Research Technical Report
Factors Influencing the Pedal Laceration Frequency of a Subtropical Anemone
King, C.E. (August 2003)
Master of Science Thesis, Moss Landing Marine Laboratories, CA

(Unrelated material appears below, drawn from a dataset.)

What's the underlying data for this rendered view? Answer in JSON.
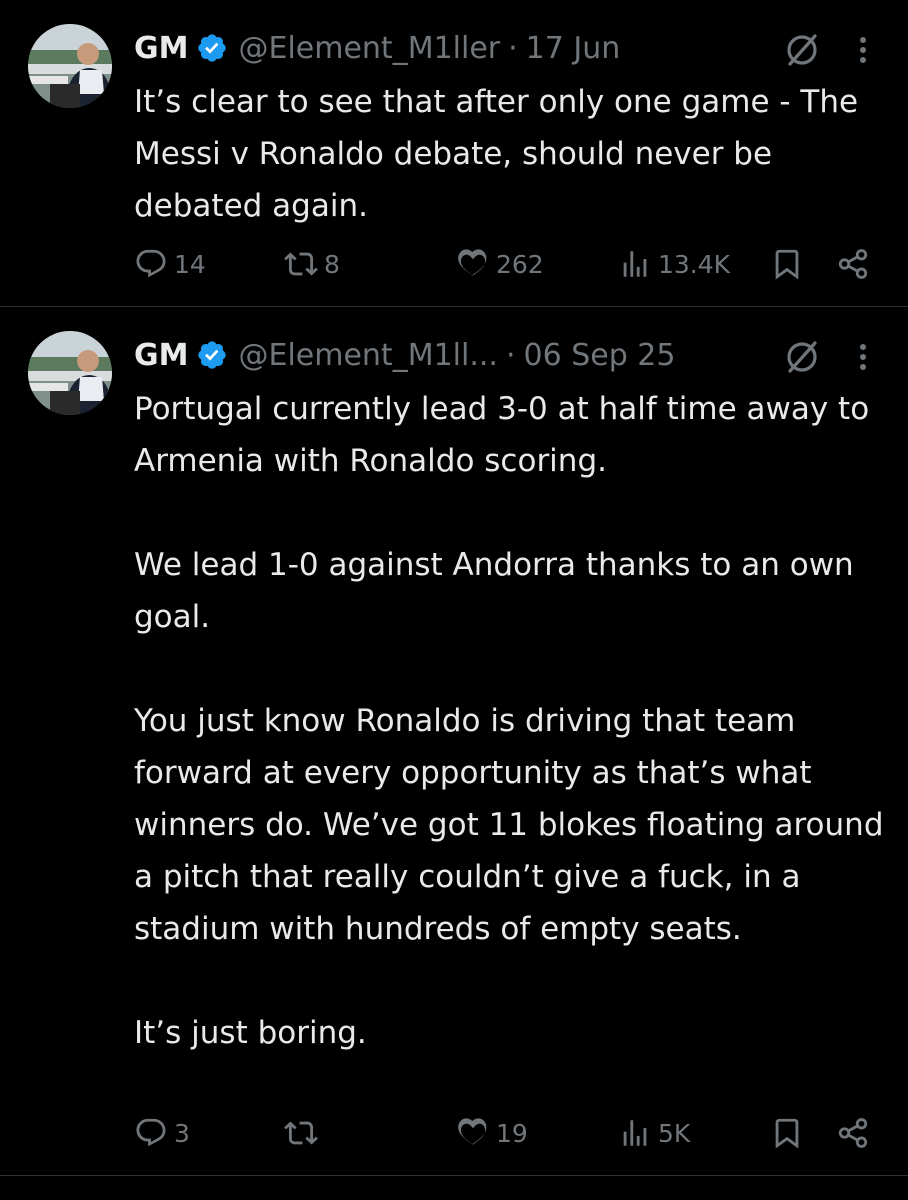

Adaptation of sea anemones to changing environmental parameters such as temperature, irradiance and disturbance can manifest itself in the modification of individual size and frequency of asexual reproduction. The purpose of this study was to investigate, through manipulative field experiments and observational data, the effects that light, nutrition and disturbance have on size and asexual reproduction of Aiptasia californica, a subtropical zooxanthellate anemone that uses non-genicullate coralline algae as a common substrate within Bahía Concepcíon, Mexico. Diversity of the symbiont (Symbiodinium sp.) was also investigated using restriction fragment length polymorphisms of partial 18S ribosomal DNA. Results indicate that rhodolith instability is the primary determinant of pedal laceration frequency and biomass of A. californica. Biomass increases with depth, where water motion and disturbance decrease. The effects of irradiance and nutrition remain uncertain. Symbiosis occurs with one of five previously described clades of Symbiodinium. The adaptive significance of monomorphic symbiosis and worldwide symbioses are discussed.